This is what you remember of Guinness, who died in 2000, if you've seen his George Smiley in the TV miniseries adaptation of "Tinker, Tailor, Soldier, Spy." As much as he loved inhabiting outsize roles with flagrant wigs and dubious teeth, as in David Lean's "Oliver Twist" as Fagin or in "The Ladykillers" with Peter Sellers, Guinness had an instinct for burrowing in and hiding, and letting his voice and that curious, detached smile indicate, subtly, what his man was thinking.
He learned how to act onstage: His first speaking parts in London came in a play called "Queer Cargo," in which he played a Chinese coolie, a French pirate and a British seaman. Then John Gielgud picked him for the Old Vic. Enlisted in the British Navy in 1941, as Tynan wrote in his profile, Guinness was "accidentally" the first man ashore in the invasion of Sicily. "The time of the landing had, unknown to him, been postponed, and he arrived on the beach an hour early, at the helm of a lonely landing craft." Later the young Guinness confronted his admiral with "the curt but ill-advised assertion that such tardiness would never be tolerated in the West End theatre."

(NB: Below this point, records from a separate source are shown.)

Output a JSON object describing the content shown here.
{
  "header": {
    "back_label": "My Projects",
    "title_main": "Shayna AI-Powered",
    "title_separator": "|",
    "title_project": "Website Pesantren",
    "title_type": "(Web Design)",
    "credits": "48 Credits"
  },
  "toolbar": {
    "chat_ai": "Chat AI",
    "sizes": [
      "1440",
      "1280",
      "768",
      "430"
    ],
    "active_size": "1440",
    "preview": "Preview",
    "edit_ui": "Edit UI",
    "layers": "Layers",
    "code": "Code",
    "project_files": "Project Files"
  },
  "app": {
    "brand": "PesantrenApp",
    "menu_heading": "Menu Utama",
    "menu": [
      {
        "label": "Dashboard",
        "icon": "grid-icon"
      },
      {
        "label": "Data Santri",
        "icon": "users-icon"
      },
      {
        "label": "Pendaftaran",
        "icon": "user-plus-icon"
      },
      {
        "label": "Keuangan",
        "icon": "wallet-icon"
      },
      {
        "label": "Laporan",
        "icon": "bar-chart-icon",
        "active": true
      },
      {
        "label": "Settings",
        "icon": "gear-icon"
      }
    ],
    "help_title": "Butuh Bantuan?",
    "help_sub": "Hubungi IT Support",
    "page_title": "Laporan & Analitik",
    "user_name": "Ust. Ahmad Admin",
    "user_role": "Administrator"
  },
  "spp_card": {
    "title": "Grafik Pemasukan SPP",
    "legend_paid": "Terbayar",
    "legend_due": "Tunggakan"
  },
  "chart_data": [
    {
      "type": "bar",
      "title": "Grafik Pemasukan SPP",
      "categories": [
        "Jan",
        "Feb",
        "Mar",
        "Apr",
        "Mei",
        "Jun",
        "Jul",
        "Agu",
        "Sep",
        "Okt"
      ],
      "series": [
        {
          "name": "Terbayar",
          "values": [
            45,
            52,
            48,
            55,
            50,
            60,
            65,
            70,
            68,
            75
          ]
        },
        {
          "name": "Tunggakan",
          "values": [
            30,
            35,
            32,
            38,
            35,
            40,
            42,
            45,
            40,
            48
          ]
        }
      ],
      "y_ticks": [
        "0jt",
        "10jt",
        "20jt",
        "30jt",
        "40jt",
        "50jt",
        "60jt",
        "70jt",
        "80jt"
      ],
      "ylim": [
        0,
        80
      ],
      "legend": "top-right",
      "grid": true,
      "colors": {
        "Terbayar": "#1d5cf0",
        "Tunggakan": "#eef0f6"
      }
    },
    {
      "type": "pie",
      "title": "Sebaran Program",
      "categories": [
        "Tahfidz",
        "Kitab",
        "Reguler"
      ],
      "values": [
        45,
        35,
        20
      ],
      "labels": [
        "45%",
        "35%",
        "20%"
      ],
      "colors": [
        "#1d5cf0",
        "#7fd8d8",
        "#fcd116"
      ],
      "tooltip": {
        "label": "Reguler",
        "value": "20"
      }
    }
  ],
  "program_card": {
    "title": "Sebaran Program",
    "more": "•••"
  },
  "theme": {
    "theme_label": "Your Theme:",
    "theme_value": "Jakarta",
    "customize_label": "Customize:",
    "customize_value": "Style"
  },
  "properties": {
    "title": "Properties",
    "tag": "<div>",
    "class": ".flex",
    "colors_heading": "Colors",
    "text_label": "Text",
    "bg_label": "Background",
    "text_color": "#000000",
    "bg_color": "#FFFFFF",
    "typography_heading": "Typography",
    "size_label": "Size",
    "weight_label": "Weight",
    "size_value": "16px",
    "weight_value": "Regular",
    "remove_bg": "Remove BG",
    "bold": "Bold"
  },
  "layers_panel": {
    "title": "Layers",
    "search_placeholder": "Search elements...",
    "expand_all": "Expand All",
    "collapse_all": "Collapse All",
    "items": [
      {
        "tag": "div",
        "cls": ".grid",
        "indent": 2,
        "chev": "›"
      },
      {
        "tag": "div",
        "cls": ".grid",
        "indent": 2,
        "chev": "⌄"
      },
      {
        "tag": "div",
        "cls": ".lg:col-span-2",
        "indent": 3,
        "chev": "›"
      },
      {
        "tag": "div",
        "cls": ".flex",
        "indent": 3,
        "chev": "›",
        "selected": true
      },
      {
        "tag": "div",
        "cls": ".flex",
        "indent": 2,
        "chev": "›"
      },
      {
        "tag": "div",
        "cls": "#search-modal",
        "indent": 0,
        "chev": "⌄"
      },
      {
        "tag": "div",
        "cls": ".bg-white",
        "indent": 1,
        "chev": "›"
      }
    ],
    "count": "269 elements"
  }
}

Writing in 1952, Tynan asserted that the minimalist upstart in question "is not, and never will be, a star." He was wrong in that particular only. "Star Wars" made him rich. But Ealing gems such as "The Man in the White Suit" trained Guinness for his own peculiar sort of stardom, in our own galaxy, not so far, far away.